Howard Firkin
(Dead fish on a dirty shore)
I’m washed up, dead, sea-spat upon this shore,
flesh marked with evolution’s pinking shears,
the jaws and teeth of forty million years
that shaped themselves to shape and shred before
they lost their meal to sand and air and tide.
I’m melting into sand.

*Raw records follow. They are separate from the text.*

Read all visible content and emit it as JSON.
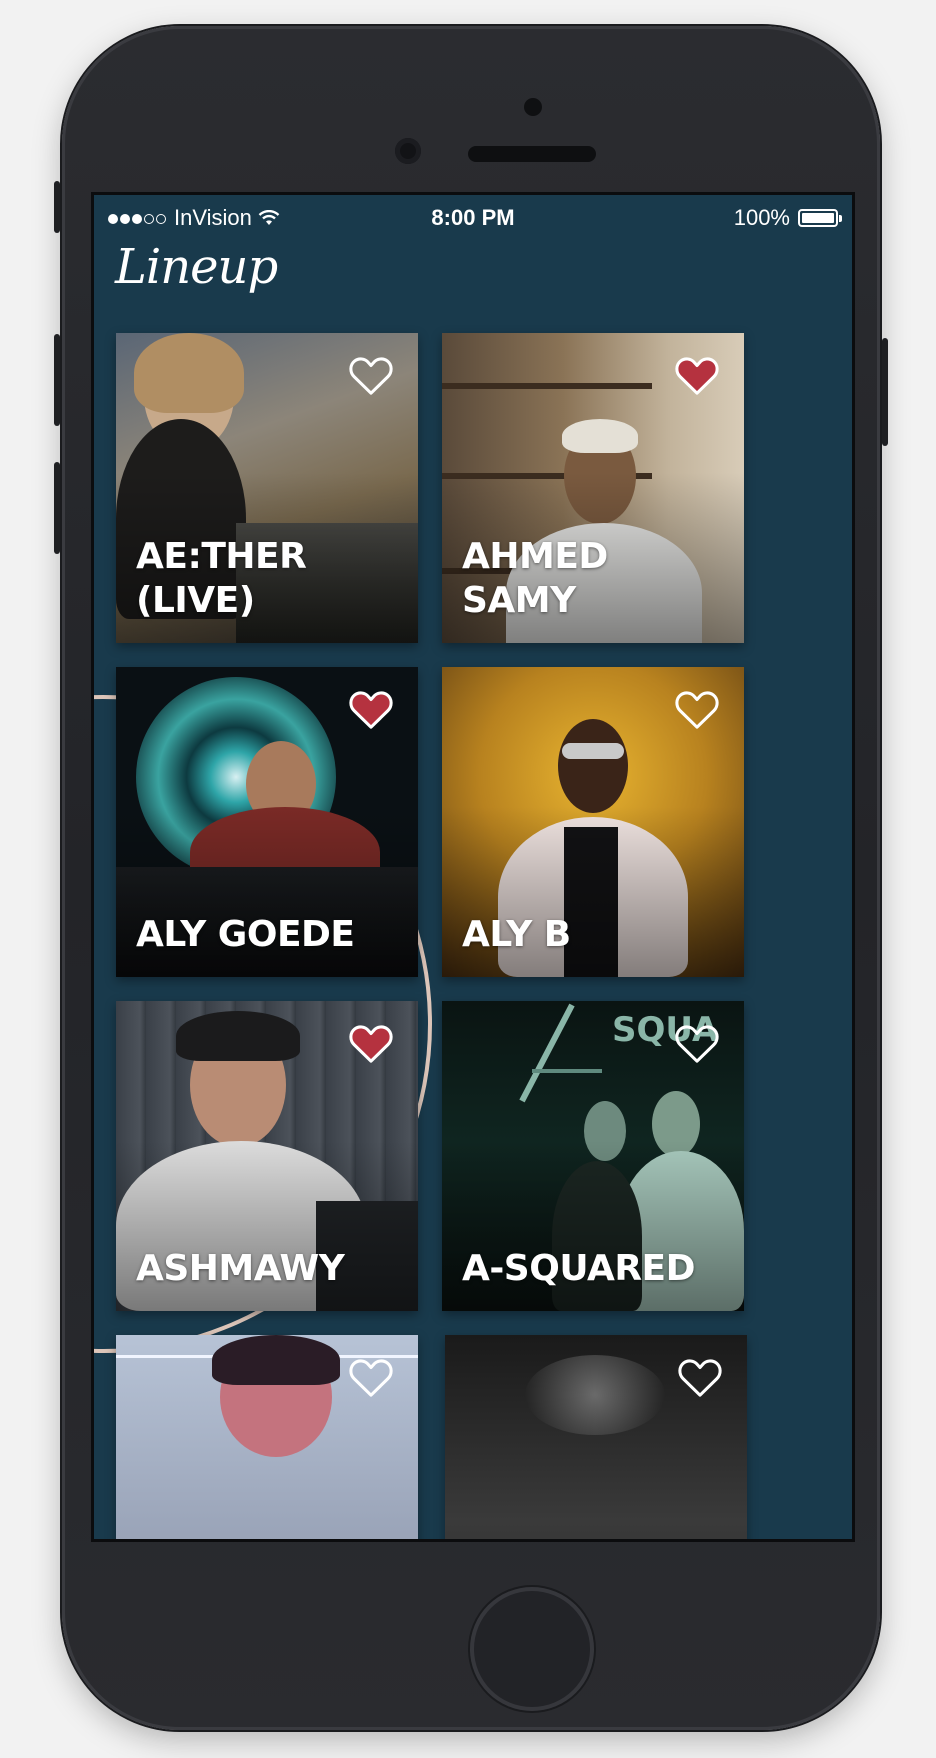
{
  "status_bar": {
    "carrier": "InVision",
    "time": "8:00 PM",
    "battery": "100%",
    "signal_icon": "signal-dots-icon",
    "wifi_icon": "wifi-icon",
    "battery_icon": "battery-icon"
  },
  "page": {
    "title": "Lineup"
  },
  "colors": {
    "background": "#193a4c",
    "favorite": "#b5323f",
    "heart_outline": "#ffffff"
  },
  "artists": [
    {
      "name": "AE:THER (LIVE)",
      "favorited": false
    },
    {
      "name": "AHMED SAMY",
      "favorited": true
    },
    {
      "name": "ALY GOEDE",
      "favorited": true
    },
    {
      "name": "ALY B",
      "favorited": false
    },
    {
      "name": "ASHMAWY",
      "favorited": true
    },
    {
      "name": "A-SQUARED",
      "favorited": false
    },
    {
      "name": "",
      "favorited": false
    },
    {
      "name": "",
      "favorited": false
    }
  ]
}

Recombinant,
I fray into the stinking soup of air,
a fug that impregnates your clothes, your hair,
the semen taste of death’s adulterant.
Organic chemistry won’t be denied.

The small mouths will return to me at night,
unweaving threads and picking cartilage clean.
Before you leave, inhale the smell and sight:
ingest me. I was something that had been.